The American Cable Association has filed a research paper with the FCC, claiming that 1,078 small and rural cable systems serving 50,000 subscribers have shut down since 2008, primarily due to fast-increasing programming costs.
Given the diverse needs of the telecom and cable industries, a number of industry trade groups have emerged to provide advocacy and standards support. What are these groups' yearly revenues and tradeshow income?
How much revenue are the various U.S.-based telecom trade groups taking in each year? What compensation is their executive leadership receiving?
The American Cable Association and the National Cable & Telecommunications Association have asked FCC to increase the amount of fees that satellite providers must pay per subscriber. The filing is in response to the FCC's Notice of Proposed Rulemaking and order that was issued in May in which the FCC said it wanted to charge satellite operators a per-subscriber regulatory fee, just as it does for cable and IPTV companies.

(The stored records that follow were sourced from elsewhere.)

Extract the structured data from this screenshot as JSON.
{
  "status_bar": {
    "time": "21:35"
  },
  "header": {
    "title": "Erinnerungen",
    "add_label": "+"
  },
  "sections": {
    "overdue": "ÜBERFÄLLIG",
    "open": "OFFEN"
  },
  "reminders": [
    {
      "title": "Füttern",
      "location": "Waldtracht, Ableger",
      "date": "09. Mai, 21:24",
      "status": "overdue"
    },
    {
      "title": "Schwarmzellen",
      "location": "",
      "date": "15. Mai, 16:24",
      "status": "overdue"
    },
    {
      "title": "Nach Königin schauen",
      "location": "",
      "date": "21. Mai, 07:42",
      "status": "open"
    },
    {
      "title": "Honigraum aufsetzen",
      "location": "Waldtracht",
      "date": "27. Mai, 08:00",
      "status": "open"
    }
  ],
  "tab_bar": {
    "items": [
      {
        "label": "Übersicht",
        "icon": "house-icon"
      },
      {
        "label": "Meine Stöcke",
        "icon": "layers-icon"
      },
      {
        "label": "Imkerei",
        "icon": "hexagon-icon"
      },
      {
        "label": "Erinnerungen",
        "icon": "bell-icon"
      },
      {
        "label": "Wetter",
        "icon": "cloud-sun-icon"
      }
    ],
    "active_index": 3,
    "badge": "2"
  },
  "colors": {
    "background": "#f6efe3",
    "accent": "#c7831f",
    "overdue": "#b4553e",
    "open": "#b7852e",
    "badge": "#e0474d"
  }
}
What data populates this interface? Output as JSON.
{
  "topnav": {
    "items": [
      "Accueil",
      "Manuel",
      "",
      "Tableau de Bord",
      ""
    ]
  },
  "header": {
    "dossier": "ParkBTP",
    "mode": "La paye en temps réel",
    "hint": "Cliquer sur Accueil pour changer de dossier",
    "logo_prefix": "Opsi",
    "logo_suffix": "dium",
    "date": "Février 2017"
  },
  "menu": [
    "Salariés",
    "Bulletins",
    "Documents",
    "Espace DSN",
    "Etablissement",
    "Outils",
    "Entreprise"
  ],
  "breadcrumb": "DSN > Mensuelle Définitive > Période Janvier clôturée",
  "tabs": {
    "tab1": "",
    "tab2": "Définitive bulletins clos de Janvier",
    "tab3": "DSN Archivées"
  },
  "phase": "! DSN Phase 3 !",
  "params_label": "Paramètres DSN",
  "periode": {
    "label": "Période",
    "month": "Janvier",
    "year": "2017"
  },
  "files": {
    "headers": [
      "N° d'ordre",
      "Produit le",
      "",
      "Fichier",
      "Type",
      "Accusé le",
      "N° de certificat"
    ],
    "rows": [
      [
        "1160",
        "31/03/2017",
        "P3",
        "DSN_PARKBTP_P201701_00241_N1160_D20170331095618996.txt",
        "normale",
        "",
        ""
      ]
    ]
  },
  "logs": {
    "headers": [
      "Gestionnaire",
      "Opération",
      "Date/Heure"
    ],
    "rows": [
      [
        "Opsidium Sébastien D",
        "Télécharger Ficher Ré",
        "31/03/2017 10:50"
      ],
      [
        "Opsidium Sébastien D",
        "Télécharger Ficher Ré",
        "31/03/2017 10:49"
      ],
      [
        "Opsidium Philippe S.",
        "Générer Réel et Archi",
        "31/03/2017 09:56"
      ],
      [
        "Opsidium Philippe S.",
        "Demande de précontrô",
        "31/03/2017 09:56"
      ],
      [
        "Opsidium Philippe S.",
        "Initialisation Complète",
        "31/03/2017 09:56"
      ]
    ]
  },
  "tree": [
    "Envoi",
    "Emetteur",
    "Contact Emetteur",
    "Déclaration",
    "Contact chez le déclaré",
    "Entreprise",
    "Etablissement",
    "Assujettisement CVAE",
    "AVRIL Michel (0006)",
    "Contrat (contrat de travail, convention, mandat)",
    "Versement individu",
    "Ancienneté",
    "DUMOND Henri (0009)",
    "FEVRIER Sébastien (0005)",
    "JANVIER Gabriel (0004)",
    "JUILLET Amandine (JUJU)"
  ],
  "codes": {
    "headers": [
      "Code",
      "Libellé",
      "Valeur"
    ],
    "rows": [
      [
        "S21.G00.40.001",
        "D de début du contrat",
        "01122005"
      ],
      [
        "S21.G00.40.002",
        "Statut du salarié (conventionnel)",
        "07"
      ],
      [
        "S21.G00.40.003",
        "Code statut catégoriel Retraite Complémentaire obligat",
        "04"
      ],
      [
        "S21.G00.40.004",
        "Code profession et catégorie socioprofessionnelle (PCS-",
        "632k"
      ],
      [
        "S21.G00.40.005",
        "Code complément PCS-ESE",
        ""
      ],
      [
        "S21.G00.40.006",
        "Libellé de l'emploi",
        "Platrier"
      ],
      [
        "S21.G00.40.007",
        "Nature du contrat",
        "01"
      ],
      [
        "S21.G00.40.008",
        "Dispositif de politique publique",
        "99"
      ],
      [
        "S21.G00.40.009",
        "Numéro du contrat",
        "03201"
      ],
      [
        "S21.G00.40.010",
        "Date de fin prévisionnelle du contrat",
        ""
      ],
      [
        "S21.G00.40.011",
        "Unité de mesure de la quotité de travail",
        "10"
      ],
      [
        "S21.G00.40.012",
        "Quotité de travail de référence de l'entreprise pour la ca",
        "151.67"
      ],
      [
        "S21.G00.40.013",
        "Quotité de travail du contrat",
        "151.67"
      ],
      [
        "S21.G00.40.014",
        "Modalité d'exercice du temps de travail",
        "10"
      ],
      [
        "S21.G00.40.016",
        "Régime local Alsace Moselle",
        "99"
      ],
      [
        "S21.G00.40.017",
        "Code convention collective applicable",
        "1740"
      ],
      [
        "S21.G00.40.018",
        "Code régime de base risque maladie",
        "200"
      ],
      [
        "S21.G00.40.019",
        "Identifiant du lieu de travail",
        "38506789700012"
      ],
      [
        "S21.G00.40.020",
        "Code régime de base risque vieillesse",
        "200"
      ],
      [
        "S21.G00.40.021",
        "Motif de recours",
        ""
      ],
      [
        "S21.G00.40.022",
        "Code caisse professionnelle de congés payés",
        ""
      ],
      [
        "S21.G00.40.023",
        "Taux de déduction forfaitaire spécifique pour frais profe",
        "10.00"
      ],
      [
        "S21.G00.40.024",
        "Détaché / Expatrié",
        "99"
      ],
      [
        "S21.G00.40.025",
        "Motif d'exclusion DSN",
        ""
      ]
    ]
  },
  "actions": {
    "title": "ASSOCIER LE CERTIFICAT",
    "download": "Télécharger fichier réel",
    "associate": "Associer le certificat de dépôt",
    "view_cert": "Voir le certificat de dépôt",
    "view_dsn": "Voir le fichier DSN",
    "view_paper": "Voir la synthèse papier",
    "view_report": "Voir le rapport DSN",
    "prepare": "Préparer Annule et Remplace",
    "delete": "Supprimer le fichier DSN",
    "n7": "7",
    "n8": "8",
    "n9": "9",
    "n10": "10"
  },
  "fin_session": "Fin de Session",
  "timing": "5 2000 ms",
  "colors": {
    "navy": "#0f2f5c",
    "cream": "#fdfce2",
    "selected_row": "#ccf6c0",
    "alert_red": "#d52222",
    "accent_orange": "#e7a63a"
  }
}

The American Cable Association has petitioned the FCC to impose merger conditions on AT&T and DirecTV, mandating that the combined company charge cable competitors reasonable prices to carry its five regional sports networks.
USTelecom and its key members AT&T and CenturyLink have filed a petition asking the U.S. Court of Appeals for the D.C. Circuit to stay the FCC's Open Internet order.
Ignoring warnings from the NAB to back off its quest for a la carte distribution of broadcast channels through pay-TV services, American Cable Association president and CEO Matthew Polka took to the blogoshpere to once again plug the cable industry's "Local Choice" initiative.
An organization representing local network affiliates and other broadcasters took umbrage at claims that their members are responsible for spiraling cable TV bills.
The American Cable Association continues to hammer away on the notion that cable companies can improve broadband services if they're relieved from the burden of spiraling programming costs.
The cable industry has a new hedge in its battle to control spiraling program costs: Hook the struggle to the federal government's effort to expand high-speed Internet deployment.